The night's live auction of football memorabilia featured NFL royalty: A man who had played on what still ranks as the NFL's only undefeated team and, in the audience, the widow of one of his teammates. Dick Anderson played safety for those undefeated ...Read more
Crowds pack Super Bowl City one last timeSFGate, February 7th
Waitress Victoria Rodriguez said the bar was not nearly as crowded for the game as it was Friday and Saturday nights, when the crowds spilled over from Super Bowl City. But those who did come weren't there to yak about cool new football memorabilia...Read more
16 vintage football photos that will get you pumped for the Super BowlDaily News, February 7th
AP ImagesThe Green Bay Packers beat the Kansas City Chiefs during Super Bowl I on January 15, 1967. This weekend was an important one for all football fans, as four teams went head-to-head to see who will compete in Super Bowl 50. On February 7, the ...Read more
Clubs: Football memorabilia theme for art group's latest textile creationNuneaton News, February 4th
Clubs: Football memorabilia theme for art group's latest textile creation.

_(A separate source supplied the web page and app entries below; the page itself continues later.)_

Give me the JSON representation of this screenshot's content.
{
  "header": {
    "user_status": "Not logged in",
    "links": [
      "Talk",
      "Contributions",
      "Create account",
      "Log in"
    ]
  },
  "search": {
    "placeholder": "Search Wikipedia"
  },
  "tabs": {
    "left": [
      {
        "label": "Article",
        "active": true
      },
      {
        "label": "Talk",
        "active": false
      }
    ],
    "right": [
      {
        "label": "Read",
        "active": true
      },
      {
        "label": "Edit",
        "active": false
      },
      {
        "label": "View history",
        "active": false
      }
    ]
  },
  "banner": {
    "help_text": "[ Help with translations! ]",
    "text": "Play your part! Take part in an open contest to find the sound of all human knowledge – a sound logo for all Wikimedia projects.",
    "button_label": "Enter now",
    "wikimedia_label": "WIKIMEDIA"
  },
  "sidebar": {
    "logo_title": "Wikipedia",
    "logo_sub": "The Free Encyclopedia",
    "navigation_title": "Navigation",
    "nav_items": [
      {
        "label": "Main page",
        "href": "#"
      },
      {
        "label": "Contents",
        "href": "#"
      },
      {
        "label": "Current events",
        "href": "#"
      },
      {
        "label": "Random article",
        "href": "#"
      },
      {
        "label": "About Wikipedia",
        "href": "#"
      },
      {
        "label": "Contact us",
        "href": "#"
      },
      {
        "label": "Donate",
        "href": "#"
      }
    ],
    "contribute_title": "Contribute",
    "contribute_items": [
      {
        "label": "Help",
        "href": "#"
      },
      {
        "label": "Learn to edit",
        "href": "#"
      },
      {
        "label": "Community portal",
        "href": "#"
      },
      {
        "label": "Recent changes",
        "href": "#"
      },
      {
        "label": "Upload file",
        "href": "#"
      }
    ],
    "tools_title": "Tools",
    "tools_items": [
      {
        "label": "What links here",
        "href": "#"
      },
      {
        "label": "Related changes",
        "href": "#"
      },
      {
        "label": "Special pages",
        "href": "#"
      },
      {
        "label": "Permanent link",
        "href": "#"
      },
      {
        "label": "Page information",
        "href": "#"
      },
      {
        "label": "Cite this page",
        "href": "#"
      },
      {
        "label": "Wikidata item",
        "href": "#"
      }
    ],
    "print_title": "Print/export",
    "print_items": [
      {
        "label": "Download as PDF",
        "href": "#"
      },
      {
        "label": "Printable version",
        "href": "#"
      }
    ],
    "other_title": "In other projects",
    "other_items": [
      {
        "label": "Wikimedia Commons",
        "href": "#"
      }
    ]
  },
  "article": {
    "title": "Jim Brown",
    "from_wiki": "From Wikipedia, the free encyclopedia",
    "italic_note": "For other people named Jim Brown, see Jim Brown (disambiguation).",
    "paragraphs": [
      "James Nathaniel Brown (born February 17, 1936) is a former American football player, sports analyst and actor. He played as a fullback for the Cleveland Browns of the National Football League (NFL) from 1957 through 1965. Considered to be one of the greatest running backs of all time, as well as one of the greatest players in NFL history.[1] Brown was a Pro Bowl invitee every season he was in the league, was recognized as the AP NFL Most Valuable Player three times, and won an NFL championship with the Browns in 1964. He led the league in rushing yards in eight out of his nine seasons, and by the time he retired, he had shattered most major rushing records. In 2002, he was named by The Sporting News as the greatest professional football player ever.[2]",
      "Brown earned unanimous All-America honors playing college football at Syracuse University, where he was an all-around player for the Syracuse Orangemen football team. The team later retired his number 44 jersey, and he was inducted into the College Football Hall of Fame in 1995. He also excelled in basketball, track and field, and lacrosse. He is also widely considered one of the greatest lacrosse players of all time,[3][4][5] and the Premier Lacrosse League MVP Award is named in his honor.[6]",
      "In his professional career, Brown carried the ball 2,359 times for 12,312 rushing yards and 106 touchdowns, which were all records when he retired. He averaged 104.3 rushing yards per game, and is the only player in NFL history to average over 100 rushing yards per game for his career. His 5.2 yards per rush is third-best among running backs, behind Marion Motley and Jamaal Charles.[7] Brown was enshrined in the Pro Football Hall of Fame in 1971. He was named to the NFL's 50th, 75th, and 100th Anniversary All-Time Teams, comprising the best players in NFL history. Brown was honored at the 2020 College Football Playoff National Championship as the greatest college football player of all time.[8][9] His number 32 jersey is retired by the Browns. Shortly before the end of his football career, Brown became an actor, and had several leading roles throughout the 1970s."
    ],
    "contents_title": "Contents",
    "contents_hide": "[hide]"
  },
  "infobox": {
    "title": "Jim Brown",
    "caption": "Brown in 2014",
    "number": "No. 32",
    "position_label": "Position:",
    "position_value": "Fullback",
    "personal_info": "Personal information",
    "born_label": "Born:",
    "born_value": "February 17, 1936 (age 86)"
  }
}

By Nuneaton News | Posted: February 04, 2016. SPORTING CONNECTIONS... Escape Arts Nuneaton's textile creation which links with Nuneaton Town Football Club. NNNA...Read more
Former Foxes reserve goalkeeper raises £2500 for LRI by selling football ...Leicester Mercury, January 22nd
A former Leicester City reserve goalkeeper has raised £2,500 for charity by selling donated football memorabilia online. David Clarke raised £580 by selling a shirt signed by Foxes striker Jamie Vardy on eBay. The goalscorer's number nine shirt was...Read more
Highest-Priced Football MemorabiliaHuffington Post, September 9th
Do you enjoy collecting football memorabilia? It does not carry quite as high a price tag as baseball memorabilia, but it is still easy to empty the bank account if you are a collector. Football cards have sold at auction for as high as $240,000 for a...Read more